EXCERPTED RECORDS START

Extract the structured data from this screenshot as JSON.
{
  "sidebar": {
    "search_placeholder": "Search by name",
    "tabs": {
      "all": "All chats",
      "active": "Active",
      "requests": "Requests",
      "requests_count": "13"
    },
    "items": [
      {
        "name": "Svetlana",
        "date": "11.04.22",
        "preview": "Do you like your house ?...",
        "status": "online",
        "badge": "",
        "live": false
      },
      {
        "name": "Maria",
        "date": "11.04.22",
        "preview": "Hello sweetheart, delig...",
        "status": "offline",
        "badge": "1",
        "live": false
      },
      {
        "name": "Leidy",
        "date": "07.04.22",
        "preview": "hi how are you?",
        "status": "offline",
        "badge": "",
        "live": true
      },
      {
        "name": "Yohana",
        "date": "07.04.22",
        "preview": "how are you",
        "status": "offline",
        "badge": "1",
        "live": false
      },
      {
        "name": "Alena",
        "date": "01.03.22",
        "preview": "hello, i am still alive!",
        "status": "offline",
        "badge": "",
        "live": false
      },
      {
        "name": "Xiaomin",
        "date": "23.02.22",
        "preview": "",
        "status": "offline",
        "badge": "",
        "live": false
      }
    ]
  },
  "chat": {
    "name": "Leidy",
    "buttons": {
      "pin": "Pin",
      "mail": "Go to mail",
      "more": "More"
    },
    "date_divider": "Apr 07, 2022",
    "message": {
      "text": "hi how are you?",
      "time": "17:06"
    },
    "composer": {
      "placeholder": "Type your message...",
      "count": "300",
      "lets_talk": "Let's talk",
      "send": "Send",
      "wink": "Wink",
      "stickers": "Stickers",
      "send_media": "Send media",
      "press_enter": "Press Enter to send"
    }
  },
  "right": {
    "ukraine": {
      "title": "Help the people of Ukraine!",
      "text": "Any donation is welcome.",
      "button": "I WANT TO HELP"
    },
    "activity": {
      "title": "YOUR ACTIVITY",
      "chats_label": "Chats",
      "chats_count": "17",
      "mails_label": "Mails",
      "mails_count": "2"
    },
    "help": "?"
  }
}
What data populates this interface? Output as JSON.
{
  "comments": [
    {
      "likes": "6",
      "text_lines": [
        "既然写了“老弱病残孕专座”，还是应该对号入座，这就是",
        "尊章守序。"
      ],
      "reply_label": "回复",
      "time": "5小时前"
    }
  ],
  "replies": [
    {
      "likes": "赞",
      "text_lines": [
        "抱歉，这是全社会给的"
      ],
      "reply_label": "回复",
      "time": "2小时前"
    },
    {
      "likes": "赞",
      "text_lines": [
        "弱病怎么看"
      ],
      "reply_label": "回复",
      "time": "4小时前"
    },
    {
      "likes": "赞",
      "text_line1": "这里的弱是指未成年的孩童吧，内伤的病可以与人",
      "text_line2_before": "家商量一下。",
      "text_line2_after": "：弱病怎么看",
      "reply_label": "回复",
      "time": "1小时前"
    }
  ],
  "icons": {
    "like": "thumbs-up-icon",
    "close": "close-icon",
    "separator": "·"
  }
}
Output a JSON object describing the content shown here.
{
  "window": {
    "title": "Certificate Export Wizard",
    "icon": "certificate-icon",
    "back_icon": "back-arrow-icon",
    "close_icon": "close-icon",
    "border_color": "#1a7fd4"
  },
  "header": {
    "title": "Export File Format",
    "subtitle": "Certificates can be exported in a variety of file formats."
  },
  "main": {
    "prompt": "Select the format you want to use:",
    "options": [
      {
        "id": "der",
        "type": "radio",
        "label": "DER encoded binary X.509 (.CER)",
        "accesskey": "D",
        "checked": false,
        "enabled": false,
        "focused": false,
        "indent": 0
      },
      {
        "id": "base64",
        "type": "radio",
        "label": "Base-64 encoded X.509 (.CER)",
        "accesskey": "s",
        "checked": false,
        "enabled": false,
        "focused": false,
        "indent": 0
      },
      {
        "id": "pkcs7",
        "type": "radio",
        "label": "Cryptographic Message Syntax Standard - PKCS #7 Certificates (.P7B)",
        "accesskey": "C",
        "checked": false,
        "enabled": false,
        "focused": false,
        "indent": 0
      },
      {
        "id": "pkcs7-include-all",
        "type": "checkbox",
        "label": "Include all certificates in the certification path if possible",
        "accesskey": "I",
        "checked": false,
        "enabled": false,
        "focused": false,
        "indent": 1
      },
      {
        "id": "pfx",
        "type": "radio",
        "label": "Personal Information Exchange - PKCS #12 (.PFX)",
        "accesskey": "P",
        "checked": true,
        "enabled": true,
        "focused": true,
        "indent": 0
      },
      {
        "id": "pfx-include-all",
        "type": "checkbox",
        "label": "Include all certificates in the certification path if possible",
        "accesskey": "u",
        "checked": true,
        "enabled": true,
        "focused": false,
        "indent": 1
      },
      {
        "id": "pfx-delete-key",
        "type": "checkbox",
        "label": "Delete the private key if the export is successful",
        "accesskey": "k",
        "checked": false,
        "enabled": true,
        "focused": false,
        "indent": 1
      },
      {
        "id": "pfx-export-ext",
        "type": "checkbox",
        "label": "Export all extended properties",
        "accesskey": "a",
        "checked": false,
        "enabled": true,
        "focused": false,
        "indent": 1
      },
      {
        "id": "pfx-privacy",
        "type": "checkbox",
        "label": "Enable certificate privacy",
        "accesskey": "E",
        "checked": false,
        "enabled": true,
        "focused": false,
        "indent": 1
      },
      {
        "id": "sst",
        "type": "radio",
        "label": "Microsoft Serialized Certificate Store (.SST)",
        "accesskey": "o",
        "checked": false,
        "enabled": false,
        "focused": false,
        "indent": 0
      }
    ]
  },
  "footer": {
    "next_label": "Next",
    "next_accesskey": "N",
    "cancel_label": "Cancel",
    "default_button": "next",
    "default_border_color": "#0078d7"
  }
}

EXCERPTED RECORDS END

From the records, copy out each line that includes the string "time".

      "time": "17:06"
      "time": "5小时前"
      "time": "2小时前"
      "time": "4小时前"
      "time": "1小时前"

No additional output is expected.